• _Activity_:
Whenever a line in this data holds the word "summary", report that line in full.

[[ Supplied material open ]]

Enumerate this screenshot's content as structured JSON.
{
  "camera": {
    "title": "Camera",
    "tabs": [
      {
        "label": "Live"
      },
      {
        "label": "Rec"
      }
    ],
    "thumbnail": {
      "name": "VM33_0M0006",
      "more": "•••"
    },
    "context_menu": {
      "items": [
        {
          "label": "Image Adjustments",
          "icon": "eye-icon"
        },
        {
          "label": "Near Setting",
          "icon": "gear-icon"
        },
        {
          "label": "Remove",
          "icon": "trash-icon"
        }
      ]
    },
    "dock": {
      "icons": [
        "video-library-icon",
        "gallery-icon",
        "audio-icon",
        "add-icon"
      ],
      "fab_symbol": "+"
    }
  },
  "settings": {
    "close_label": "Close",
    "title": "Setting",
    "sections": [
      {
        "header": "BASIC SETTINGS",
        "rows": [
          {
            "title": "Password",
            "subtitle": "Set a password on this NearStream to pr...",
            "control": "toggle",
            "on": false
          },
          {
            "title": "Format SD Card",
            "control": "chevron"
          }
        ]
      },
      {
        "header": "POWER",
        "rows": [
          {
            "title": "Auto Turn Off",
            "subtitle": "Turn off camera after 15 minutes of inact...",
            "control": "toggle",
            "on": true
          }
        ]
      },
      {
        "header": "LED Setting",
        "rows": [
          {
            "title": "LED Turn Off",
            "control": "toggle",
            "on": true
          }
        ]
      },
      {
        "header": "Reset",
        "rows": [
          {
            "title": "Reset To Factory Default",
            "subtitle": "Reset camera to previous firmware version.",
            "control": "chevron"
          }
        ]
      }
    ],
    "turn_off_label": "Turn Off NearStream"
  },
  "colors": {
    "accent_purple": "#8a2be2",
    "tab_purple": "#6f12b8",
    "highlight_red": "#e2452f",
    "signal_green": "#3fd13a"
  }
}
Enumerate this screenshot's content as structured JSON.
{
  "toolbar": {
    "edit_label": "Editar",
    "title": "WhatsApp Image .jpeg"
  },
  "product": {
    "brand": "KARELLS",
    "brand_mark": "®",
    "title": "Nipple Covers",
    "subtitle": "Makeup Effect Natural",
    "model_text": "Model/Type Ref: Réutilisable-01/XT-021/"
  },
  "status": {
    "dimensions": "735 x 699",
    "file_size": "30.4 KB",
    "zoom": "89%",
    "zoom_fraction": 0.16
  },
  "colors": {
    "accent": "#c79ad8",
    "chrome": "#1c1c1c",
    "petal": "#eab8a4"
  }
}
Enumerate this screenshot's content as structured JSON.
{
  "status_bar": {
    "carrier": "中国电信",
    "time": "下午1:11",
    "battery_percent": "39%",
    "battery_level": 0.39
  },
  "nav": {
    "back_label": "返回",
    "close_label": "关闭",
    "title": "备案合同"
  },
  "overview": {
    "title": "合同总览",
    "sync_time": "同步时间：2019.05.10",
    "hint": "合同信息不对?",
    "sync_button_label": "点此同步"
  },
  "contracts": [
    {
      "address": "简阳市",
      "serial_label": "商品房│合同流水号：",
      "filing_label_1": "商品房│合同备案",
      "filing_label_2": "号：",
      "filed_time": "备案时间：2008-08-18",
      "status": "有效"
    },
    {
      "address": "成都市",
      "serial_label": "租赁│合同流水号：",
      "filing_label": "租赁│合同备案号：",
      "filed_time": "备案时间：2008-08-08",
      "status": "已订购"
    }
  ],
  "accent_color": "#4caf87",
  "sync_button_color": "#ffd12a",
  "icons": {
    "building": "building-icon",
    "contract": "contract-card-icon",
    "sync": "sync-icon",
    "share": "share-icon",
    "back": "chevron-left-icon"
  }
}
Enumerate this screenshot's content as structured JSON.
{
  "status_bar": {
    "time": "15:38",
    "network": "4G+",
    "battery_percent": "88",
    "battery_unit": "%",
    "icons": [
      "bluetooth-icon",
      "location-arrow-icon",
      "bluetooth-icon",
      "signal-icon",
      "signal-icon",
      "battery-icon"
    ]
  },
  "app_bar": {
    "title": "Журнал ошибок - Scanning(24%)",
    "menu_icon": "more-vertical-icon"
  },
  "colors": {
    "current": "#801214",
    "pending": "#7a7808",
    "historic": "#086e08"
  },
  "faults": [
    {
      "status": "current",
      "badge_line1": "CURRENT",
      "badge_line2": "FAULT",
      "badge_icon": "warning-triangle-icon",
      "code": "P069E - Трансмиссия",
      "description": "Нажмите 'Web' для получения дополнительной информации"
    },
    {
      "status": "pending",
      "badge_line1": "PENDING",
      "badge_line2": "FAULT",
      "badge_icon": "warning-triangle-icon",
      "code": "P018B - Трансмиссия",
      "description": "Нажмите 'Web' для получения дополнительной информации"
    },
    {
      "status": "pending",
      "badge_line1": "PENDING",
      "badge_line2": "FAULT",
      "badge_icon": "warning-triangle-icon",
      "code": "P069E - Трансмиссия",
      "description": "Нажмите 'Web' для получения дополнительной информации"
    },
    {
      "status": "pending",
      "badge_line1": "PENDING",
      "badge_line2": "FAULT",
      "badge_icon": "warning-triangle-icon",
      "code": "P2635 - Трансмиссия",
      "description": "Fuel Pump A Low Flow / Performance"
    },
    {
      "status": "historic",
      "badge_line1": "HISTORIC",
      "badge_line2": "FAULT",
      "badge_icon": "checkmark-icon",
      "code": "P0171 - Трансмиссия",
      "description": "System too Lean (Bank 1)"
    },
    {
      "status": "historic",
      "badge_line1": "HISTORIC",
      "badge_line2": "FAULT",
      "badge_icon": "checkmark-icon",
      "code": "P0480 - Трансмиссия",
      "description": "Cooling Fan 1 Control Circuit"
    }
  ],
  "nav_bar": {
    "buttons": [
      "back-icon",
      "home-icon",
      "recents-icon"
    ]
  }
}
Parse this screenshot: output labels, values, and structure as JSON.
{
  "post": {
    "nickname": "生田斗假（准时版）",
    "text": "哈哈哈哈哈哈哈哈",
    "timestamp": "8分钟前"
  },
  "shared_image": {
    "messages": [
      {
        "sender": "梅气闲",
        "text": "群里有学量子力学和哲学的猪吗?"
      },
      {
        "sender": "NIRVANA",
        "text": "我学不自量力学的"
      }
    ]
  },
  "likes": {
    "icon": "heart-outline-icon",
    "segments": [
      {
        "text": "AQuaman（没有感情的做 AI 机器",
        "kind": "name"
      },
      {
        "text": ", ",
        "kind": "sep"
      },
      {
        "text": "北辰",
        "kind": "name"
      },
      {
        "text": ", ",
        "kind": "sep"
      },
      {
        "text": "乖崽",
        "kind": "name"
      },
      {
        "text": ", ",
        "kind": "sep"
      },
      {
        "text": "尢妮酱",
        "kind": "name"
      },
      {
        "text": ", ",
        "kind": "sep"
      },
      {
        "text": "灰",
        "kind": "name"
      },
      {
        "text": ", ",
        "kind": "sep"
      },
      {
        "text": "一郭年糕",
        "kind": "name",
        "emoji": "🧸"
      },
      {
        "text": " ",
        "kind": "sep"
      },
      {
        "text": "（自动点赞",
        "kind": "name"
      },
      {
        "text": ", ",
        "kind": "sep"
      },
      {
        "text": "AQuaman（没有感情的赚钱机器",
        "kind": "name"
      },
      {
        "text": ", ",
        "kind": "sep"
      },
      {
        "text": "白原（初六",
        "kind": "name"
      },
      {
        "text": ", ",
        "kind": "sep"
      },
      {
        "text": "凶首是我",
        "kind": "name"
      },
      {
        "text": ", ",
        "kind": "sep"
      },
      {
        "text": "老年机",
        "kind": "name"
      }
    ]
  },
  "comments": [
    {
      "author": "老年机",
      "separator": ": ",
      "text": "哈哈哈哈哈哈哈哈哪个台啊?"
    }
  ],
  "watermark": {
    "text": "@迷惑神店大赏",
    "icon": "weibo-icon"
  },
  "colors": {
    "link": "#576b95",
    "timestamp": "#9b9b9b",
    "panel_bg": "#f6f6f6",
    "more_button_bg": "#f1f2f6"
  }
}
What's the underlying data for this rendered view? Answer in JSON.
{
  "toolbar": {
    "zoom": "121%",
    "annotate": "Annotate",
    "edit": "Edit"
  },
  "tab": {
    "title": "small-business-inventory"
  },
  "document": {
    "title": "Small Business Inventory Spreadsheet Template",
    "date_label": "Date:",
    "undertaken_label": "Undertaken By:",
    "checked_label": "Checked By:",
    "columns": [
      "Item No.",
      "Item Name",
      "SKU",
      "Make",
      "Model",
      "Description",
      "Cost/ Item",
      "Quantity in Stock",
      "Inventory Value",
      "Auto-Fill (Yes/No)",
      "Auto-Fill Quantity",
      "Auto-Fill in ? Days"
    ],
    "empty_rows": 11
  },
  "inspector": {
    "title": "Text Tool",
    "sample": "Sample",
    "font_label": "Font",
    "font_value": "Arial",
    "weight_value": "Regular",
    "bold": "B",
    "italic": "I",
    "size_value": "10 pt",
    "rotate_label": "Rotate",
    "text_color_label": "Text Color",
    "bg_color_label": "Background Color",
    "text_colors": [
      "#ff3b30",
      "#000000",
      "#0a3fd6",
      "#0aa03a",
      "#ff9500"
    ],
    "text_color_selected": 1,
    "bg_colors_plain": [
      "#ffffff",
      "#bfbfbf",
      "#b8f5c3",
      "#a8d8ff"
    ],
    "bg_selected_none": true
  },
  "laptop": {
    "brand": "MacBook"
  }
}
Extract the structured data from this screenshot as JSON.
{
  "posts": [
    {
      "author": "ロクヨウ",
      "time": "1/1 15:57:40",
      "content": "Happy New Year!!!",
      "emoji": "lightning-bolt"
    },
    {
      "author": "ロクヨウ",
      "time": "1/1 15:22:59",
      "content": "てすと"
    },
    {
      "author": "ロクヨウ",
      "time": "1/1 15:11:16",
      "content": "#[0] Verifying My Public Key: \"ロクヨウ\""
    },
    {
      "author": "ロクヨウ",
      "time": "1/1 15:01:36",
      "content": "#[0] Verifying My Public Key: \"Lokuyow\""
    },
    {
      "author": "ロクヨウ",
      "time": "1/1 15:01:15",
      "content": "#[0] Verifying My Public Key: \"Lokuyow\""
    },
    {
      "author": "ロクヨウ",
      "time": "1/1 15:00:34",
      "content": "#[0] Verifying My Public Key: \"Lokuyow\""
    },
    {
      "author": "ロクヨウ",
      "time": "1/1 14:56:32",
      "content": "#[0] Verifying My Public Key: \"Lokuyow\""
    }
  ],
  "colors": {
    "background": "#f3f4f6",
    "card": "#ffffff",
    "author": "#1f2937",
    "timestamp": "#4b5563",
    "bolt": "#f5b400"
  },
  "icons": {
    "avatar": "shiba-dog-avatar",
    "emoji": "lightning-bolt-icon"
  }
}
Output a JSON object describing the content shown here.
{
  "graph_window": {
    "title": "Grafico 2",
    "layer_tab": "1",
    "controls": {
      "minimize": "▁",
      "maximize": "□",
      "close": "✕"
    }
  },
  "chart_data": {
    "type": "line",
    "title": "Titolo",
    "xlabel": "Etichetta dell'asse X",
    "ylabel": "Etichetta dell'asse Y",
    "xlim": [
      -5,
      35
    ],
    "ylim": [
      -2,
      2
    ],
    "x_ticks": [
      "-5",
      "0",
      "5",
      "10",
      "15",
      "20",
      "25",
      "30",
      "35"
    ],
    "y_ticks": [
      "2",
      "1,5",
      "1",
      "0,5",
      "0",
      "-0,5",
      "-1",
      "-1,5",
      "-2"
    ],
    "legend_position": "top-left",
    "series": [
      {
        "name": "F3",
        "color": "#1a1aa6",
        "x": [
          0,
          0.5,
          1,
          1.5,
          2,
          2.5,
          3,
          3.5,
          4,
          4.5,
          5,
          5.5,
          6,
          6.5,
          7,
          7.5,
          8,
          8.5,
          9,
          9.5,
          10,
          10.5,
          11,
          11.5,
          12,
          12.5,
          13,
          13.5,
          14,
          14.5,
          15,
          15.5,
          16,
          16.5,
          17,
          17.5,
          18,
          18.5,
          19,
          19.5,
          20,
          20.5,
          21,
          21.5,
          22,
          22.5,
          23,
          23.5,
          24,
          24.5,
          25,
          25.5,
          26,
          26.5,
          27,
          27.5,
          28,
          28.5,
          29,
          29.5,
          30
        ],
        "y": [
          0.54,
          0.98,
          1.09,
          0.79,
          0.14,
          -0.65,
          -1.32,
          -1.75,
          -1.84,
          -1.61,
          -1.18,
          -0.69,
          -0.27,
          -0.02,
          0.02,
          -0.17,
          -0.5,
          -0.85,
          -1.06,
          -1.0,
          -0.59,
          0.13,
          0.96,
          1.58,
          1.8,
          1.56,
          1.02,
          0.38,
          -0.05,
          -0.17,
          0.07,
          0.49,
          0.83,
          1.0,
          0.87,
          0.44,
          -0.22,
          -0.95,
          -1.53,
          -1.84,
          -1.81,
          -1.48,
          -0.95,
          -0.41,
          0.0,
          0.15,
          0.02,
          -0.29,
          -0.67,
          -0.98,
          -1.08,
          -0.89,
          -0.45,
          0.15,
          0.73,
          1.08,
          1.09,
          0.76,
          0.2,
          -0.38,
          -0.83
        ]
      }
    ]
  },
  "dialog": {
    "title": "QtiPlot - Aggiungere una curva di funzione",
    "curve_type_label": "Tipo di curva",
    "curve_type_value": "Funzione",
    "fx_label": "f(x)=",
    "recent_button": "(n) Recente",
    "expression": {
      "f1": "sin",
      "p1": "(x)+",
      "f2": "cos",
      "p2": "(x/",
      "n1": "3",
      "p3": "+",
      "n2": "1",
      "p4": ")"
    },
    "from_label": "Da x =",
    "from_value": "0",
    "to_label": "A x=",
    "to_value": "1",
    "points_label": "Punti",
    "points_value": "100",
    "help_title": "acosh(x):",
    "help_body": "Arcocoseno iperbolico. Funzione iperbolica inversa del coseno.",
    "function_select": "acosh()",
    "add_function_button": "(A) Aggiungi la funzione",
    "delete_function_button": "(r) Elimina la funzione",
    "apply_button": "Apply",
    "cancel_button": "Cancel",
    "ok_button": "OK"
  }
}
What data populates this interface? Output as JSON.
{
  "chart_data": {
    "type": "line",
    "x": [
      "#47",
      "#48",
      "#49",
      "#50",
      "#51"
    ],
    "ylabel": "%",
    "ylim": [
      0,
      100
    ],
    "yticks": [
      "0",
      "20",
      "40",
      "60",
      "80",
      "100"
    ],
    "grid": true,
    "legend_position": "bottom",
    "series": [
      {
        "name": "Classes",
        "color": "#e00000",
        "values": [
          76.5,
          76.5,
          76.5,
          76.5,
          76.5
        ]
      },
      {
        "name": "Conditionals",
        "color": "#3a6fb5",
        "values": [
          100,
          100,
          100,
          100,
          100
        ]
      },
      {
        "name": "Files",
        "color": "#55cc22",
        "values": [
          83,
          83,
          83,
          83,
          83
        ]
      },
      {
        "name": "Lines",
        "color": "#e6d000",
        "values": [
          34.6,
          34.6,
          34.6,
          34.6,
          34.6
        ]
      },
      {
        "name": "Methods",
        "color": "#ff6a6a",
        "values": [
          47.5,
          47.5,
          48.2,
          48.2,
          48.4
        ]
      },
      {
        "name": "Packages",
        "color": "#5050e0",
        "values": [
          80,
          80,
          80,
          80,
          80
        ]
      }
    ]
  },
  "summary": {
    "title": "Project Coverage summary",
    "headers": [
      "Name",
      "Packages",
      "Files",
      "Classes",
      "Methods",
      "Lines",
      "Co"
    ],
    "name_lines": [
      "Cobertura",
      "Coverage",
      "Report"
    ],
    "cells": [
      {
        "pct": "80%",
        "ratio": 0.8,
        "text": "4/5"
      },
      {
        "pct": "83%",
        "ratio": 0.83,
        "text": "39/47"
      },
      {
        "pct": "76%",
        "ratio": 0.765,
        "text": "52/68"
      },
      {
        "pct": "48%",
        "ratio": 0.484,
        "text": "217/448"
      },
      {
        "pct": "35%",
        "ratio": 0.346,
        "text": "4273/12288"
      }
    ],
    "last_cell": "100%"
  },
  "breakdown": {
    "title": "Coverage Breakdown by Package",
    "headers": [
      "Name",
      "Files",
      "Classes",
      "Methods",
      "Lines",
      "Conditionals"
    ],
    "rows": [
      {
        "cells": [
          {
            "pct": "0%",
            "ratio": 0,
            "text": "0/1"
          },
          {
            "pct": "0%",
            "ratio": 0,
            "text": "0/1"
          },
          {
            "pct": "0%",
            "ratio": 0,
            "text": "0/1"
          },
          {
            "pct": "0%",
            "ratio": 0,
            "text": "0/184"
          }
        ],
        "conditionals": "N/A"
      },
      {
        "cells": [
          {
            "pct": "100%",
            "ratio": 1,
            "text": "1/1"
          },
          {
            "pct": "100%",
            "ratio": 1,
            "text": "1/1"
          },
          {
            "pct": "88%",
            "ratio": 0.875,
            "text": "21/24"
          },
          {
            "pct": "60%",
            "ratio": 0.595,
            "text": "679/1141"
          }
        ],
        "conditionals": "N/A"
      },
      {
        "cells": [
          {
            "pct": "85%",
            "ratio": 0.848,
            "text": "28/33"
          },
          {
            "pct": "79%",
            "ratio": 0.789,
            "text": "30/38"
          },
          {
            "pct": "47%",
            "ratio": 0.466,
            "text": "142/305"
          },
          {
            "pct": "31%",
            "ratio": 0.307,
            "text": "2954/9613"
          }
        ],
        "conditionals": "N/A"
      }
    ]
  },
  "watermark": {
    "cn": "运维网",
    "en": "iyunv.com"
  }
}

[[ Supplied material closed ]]

• _Problem solution_:
  "summary": {
    "title": "Project Coverage summary",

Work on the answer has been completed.